§ STUDY MATERIAL:
◇ ◇ ◇ ◇

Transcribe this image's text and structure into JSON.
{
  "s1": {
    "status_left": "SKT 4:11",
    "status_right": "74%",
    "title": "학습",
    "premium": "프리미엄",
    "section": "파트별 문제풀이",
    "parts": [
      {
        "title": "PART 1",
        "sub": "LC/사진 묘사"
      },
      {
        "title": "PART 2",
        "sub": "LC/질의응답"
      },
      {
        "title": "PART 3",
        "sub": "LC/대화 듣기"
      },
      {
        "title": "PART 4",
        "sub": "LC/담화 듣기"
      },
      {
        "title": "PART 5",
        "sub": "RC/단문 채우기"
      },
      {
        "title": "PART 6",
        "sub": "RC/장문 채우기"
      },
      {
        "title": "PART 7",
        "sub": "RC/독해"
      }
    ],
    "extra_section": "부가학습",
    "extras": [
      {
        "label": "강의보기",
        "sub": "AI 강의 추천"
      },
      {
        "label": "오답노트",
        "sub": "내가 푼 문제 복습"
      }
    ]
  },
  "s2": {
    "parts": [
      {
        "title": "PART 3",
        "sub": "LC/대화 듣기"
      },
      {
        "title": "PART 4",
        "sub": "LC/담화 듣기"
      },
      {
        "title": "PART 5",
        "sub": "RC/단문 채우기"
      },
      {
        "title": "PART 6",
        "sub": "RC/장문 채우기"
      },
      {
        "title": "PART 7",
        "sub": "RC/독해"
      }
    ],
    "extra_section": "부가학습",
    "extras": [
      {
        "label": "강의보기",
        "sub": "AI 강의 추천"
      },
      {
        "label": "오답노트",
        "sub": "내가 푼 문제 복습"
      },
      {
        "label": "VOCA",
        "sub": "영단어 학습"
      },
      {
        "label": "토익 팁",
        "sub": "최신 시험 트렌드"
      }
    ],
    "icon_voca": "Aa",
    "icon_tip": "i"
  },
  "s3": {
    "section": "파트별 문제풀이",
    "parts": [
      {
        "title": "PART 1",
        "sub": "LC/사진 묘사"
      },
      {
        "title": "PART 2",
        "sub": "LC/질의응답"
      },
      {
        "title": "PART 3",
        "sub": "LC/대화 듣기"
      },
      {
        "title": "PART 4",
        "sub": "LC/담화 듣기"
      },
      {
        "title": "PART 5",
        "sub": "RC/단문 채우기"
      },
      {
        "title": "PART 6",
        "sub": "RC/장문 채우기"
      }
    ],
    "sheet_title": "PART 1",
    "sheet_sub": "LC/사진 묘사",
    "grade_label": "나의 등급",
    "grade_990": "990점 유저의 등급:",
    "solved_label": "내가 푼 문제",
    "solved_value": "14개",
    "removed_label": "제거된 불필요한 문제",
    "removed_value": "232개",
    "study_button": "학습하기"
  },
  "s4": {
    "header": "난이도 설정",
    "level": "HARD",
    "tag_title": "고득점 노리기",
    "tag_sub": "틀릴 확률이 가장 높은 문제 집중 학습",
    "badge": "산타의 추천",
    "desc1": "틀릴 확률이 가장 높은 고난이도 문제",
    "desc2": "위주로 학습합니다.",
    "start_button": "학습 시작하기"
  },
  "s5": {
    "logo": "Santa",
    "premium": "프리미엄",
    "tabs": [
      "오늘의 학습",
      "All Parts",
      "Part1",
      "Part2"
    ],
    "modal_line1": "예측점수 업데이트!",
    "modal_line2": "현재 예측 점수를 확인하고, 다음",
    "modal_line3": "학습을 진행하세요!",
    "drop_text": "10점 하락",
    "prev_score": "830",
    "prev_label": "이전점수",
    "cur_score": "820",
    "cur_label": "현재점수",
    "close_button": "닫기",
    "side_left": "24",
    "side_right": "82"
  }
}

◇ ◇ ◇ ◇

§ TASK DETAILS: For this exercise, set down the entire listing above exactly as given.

§ REPLY TO THE EXERCISE:
Transcribe this image's text and structure into JSON.
{
  "s1": {
    "status_left": "SKT 4:11",
    "status_right": "74%",
    "title": "학습",
    "premium": "프리미엄",
    "section": "파트별 문제풀이",
    "parts": [
      {
        "title": "PART 1",
        "sub": "LC/사진 묘사"
      },
      {
        "title": "PART 2",
        "sub": "LC/질의응답"
      },
      {
        "title": "PART 3",
        "sub": "LC/대화 듣기"
      },
      {
        "title": "PART 4",
        "sub": "LC/담화 듣기"
      },
      {
        "title": "PART 5",
        "sub": "RC/단문 채우기"
      },
      {
        "title": "PART 6",
        "sub": "RC/장문 채우기"
      },
      {
        "title": "PART 7",
        "sub": "RC/독해"
      }
    ],
    "extra_section": "부가학습",
    "extras": [
      {
        "label": "강의보기",
        "sub": "AI 강의 추천"
      },
      {
        "label": "오답노트",
        "sub": "내가 푼 문제 복습"
      }
    ]
  },
  "s2": {
    "parts": [
      {
        "title": "PART 3",
        "sub": "LC/대화 듣기"
      },
      {
        "title": "PART 4",
        "sub": "LC/담화 듣기"
      },
      {
        "title": "PART 5",
        "sub": "RC/단문 채우기"
      },
      {
        "title": "PART 6",
        "sub": "RC/장문 채우기"
      },
      {
        "title": "PART 7",
        "sub": "RC/독해"
      }
    ],
    "extra_section": "부가학습",
    "extras": [
      {
        "label": "강의보기",
        "sub": "AI 강의 추천"
      },
      {
        "label": "오답노트",
        "sub": "내가 푼 문제 복습"
      },
      {
        "label": "VOCA",
        "sub": "영단어 학습"
      },
      {
        "label": "토익 팁",
        "sub": "최신 시험 트렌드"
      }
    ],
    "icon_voca": "Aa",
    "icon_tip": "i"
  },
  "s3": {
    "section": "파트별 문제풀이",
    "parts": [
      {
        "title": "PART 1",
        "sub": "LC/사진 묘사"
      },
      {
        "title": "PART 2",
        "sub": "LC/질의응답"
      },
      {
        "title": "PART 3",
        "sub": "LC/대화 듣기"
      },
      {
        "title": "PART 4",
        "sub": "LC/담화 듣기"
      },
      {
        "title": "PART 5",
        "sub": "RC/단문 채우기"
      },
      {
        "title": "PART 6",
        "sub": "RC/장문 채우기"
      }
    ],
    "sheet_title": "PART 1",
    "sheet_sub": "LC/사진 묘사",
    "grade_label": "나의 등급",
    "grade_990": "990점 유저의 등급:",
    "solved_label": "내가 푼 문제",
    "solved_value": "14개",
    "removed_label": "제거된 불필요한 문제",
    "removed_value": "232개",
    "study_button": "학습하기"
  },
  "s4": {
    "header": "난이도 설정",
    "level": "HARD",
    "tag_title": "고득점 노리기",
    "tag_sub": "틀릴 확률이 가장 높은 문제 집중 학습",
    "badge": "산타의 추천",
    "desc1": "틀릴 확률이 가장 높은 고난이도 문제",
    "desc2": "위주로 학습합니다.",
    "start_button": "학습 시작하기"
  },
  "s5": {
    "logo": "Santa",
    "premium": "프리미엄",
    "tabs": [
      "오늘의 학습",
      "All Parts",
      "Part1",
      "Part2"
    ],
    "modal_line1": "예측점수 업데이트!",
    "modal_line2": "현재 예측 점수를 확인하고, 다음",
    "modal_line3": "학습을 진행하세요!",
    "drop_text": "10점 하락",
    "prev_score": "830",
    "prev_label": "이전점수",
    "cur_score": "820",
    "cur_label": "현재점수",
    "close_button": "닫기",
    "side_left": "24",
    "side_right": "82"
  }
}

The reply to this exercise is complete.